6 WAQSR § 4(b)(i)(A)(I). To predict whether the impacts of a proposed source‟s emissions will exceed the increments shown in Table 1, one tool available to the DEQ is a computer model that estimates what the impacts will be. The results of the computer model are based on information that includes the emissions from the proposed source and other sources in the area, air dispersion over time and distance, varying terrain, and meteorological data such as wind direction, wind speed, and temperatures.
[¶10] The DEQ‟s review includes two separate phases to determine whether emissions from the proposed source and other area sources will cause or contribute to increment exceedances. In the first phase, which we will refer to as the screening phase, the computer model is run to estimate the impacts of emissions from the proposed source alone. Results from this model run are compared to Significant Impact Levels, which are a very small percentage (generally 4%) of the increments. If the computer model indicates that the estimated impacts of emissions from the proposed source alone are below the Significant Impact Levels, then the DEQ can determine that the cumulative impacts of emissions from the proposed source and other area sources will not exceed the increments, and no further analysis is necessary. In this case, the computer model indicated that the estimated impacts of emissions from Dry Fork were below the Significant Impact Levels for particulate matter and nitrogen dioxide, but above the Significant Impact Levels for sulfur dioxide. The DEQ therefore required Basin Electric to proceed to the second phase of review for sulfur dioxide emissions.

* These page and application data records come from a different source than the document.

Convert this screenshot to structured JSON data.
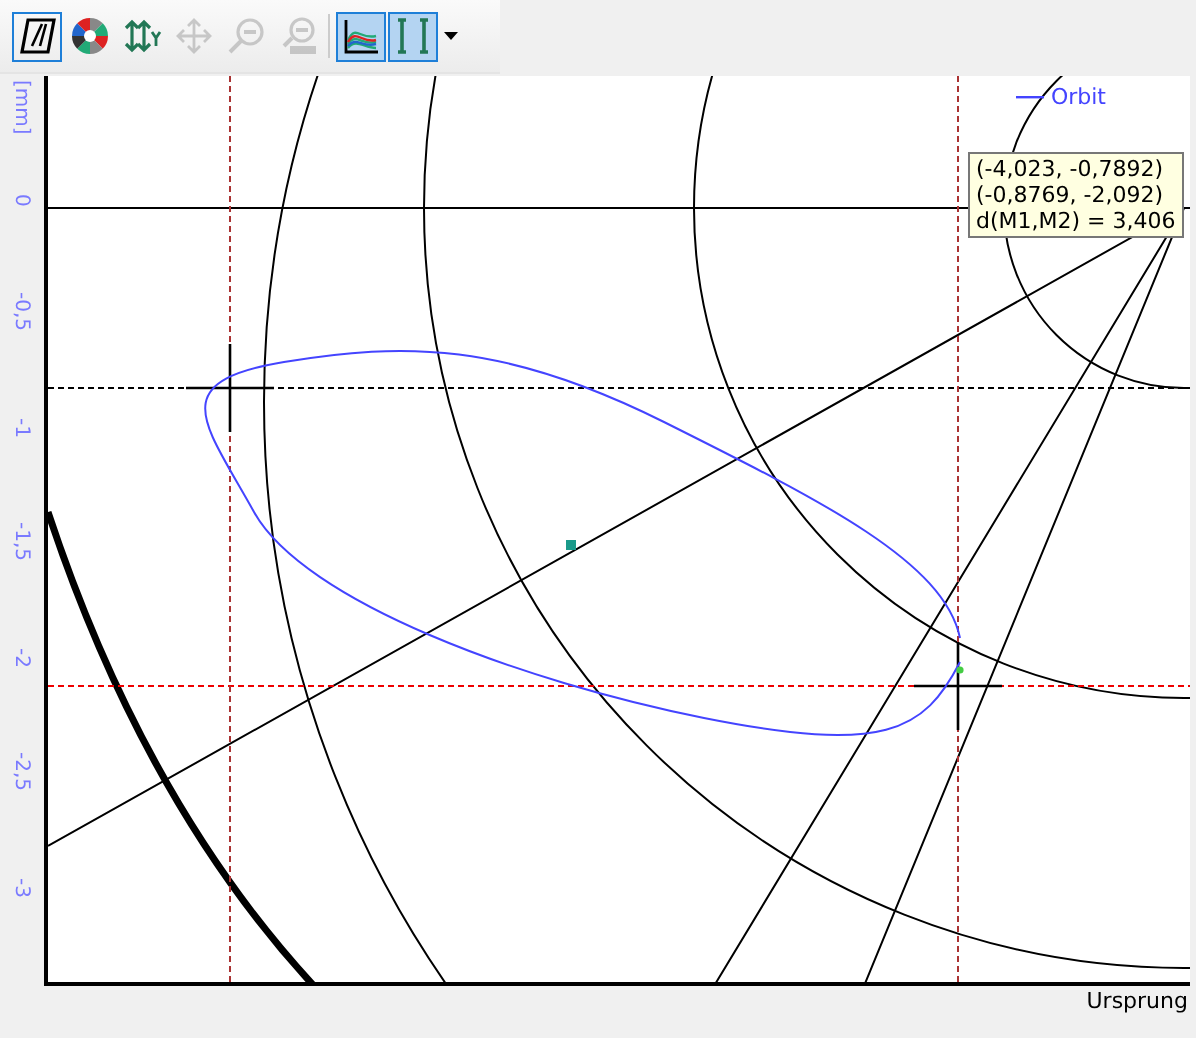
{
  "toolbar": [
    {
      "kind": "diagonal",
      "selected": true,
      "disabled": false
    },
    {
      "kind": "wheel",
      "selected": false,
      "disabled": false
    },
    {
      "kind": "scale-y",
      "selected": false,
      "disabled": false
    },
    {
      "kind": "move",
      "selected": false,
      "disabled": true
    },
    {
      "kind": "zoom-out",
      "selected": false,
      "disabled": true
    },
    {
      "kind": "zoom-all",
      "selected": false,
      "disabled": true
    },
    {
      "kind": "curves",
      "selected": true,
      "disabled": false
    },
    {
      "kind": "cursor",
      "selected": true,
      "disabled": false
    }
  ],
  "plot": {
    "y_unit": "[mm]",
    "y_ticks": [
      "0",
      "-0,5",
      "-1",
      "-1,5",
      "-2",
      "-2,5",
      "-3"
    ],
    "x_label": "Ursprung",
    "legend": [
      {
        "name": "Orbit",
        "color": "#4444ff"
      }
    ],
    "tooltip": [
      "(-4,023,  -0,7892)",
      "(-0,8769,  -2,092)",
      "d(M1,M2) = 3,406"
    ]
  }
}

[¶11] In the second phase, which we will refer to as the cumulative phase, the computer model is run to estimate the impacts of the combined emissions from the proposed source along with emissions from other area sources. The model results are compared to the increments. As the regulation provides, a permit is issued for the proposed source only if the estimated impacts are less than the maximum allowable increments.
[¶12] The other area sources of particular significance in this case are the coal-fired electric power plants known as Colstrip Units 3 and 4, located in Montana approximately 120 miles north of the proposed Dry Fork location. The Colstrip Units are only about fifteen miles from the Northern Cheyenne Indian Reservation (Reservation). The Reservation is a Class I area which, in air quality terms, is an area where existing air quality is considered pristine. See 42 Fed. Reg. 40,695 (Aug. 5, 1977). Air quality in Class I areas is more stringently protected than air quality in Class II areas. For example, the 24-hour increment for sulfur dioxide is 5 micrograms per cubic meter in Class I areas, and 20 micrograms per cubic meter in Class II areas. 6 WAQSR § 4(b)(i)(A)(I), Table 1. Given the proximity of the Colstrip Units to the Reservation, their emissions can have a significant influence on the ...